I read a poem today in which two boys played in the backyard, a deceptively simple poem. The more I pondered the two stanzas, the more concretely I realized how little the poem was about—childhood innocence, friendship, etc. Should poetry be so hushed, so calm, so unobtrusive?
Having grown used to brass, dramatic poetry, this caught me unawares. Why be so calm and cool and collected? Two boys running and throwing balls and pushing toy trucks around in the grass, all things I’ve rarely seen. Because childhood is rarely as innocent as we assume.
Why not write about two boys playing video games (we often played videogames), about how they shout at each other as each wins? Write about throwing the controllers at each others’ faces, knocking out teeth, bloodying their noses. Childhood is rarely flowers and sunshine and playtime before supper. It’s a constant war.
Children, in fact, are sufficient evidence that we as the human race descended from savages. They are cruel, selfish, and conniving.
And no one is as guilty as a child is. When a child steals, they spend the next few hours fretting over their sin, their black crime. When they lie, they burst with the need to say the truth.
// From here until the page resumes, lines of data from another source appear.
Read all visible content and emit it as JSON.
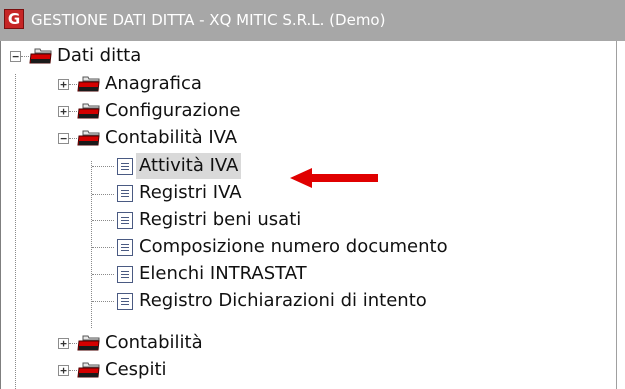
{
  "window": {
    "title": "GESTIONE DATI DITTA - XQ MITIC S.R.L.  (Demo)",
    "app_icon_glyph": "G"
  },
  "tree": {
    "root": {
      "label": "Dati ditta",
      "expander": "−",
      "icon": "folder-icon"
    },
    "children": [
      {
        "label": "Anagrafica",
        "expander": "+",
        "icon": "folder-icon"
      },
      {
        "label": "Configurazione",
        "expander": "+",
        "icon": "folder-icon"
      },
      {
        "label": "Contabilità IVA",
        "expander": "−",
        "icon": "folder-icon",
        "items": [
          {
            "label": "Attività IVA",
            "icon": "document-icon",
            "selected": true
          },
          {
            "label": "Registri IVA",
            "icon": "document-icon"
          },
          {
            "label": "Registri beni usati",
            "icon": "document-icon"
          },
          {
            "label": "Composizione numero documento",
            "icon": "document-icon"
          },
          {
            "label": "Elenchi INTRASTAT",
            "icon": "document-icon"
          },
          {
            "label": "Registro Dichiarazioni di intento",
            "icon": "document-icon"
          }
        ]
      },
      {
        "label": "Contabilità",
        "expander": "+",
        "icon": "folder-icon"
      },
      {
        "label": "Cespiti",
        "expander": "+",
        "icon": "folder-icon"
      }
    ]
  },
  "colors": {
    "titlebar": "#a7a7a7",
    "app_icon": "#c62626",
    "selection_highlight": "#d9d9d9",
    "annotation_arrow": "#e00000"
  }
}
Adults do not share this tendency: we do not feel guilty about much past infidelity or murder.
I closed the book of poetry and put it away, thinking about times I might have played in the grass. Surely not as many times as I argued with friends over Pokémon cards or whether or not a certain Mario Kart race victory was considered fair. Do poems need to shout, to demand change, to radicalize, or can they fall light as clouds on your brain, invoking nothing serious, only the fabled innocence of children.